- 1.1 countable/numerable [Mathematics/Matemáticas] porcentaje (masculine) translate the results into percentages indique el resultado en forma de porcentajes to play the percentages [colloquial/familiar] sopesar las posibilidades (before noun/delante del nombre) percentage error porcentaje (masculine) de error percentage increase/point aumento (m)/punto (m) porcentual percentage sign signo (masculine) del tanto por cientoMore example sentences1.2 countable/numerable (part) porcentaje (masculine) she gets a percentage of the profits recibe un tanto por ciento or un porcentaje de los beneficios a high percentage of the population un alto porcentaje de la población 1.3 uncountable/no numerable (advantage) (American English/inglés norteamericano) [colloquial/familiar] what percentage is there in it for me? ¿qué gano or saco yo con ello? there must be some percentage in it for him él debe de sacar tajada [colloquial/familiar] 1.4 countable/numerable (average) (American English/inglés norteamericano) promedio (masculine)
More example sentences
- It would also help children with blood diseases such as leukaemia, and would hopefully increase the survival percentage rate.
- The rate reverts to an annualised percentage rate of 16.9 per cent after six months.
- He expects the bank to lower its main rate by half a percentage point to 2 percent next month.
- There is a big corporate market for the championships, but their percentage of the whole audience is quite tiny.
- I bet if a referendum were called for, the percentage of the whole population would be nearly the same as that in the survey.
- There may be a small percentage that comes back, but a station does not usually get back the whole percentage that was lost.
Here is a selection of useful words and phrases you will need in real-life situations while you're visiting Spain and other Spanish-speaking countries...
In Spain the term castellano, rather than español, refers to the Spanish language as opposed to Catalan, Basque etc.

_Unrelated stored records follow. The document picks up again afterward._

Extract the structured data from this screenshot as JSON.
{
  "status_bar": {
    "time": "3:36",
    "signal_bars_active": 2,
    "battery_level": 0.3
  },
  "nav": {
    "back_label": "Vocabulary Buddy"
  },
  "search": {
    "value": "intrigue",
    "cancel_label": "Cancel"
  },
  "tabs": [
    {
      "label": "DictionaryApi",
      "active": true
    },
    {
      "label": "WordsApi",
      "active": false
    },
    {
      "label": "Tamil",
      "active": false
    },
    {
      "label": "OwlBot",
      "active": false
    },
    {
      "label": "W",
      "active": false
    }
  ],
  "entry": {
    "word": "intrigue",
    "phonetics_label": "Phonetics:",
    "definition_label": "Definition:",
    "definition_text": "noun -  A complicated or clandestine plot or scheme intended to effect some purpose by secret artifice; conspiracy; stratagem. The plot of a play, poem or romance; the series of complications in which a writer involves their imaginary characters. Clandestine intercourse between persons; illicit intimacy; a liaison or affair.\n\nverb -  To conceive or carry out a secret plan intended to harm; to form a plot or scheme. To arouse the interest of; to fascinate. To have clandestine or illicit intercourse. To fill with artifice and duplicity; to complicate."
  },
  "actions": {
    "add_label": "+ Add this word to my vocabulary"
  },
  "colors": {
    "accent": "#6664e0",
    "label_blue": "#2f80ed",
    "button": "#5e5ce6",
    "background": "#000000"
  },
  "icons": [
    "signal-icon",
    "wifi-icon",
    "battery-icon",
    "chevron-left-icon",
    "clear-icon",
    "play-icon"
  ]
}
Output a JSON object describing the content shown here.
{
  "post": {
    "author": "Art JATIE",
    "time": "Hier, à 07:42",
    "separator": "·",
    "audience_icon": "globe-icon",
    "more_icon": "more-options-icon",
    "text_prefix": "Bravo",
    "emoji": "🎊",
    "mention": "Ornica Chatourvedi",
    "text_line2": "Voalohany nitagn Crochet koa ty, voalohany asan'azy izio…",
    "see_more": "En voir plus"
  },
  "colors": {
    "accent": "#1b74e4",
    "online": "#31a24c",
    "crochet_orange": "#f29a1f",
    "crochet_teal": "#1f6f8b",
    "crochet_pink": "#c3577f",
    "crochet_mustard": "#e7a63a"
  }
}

The choice of word has political overtones: castellano has separatist connotations and español is considered centralist. In Latin America castellano is the usual term for Spanish.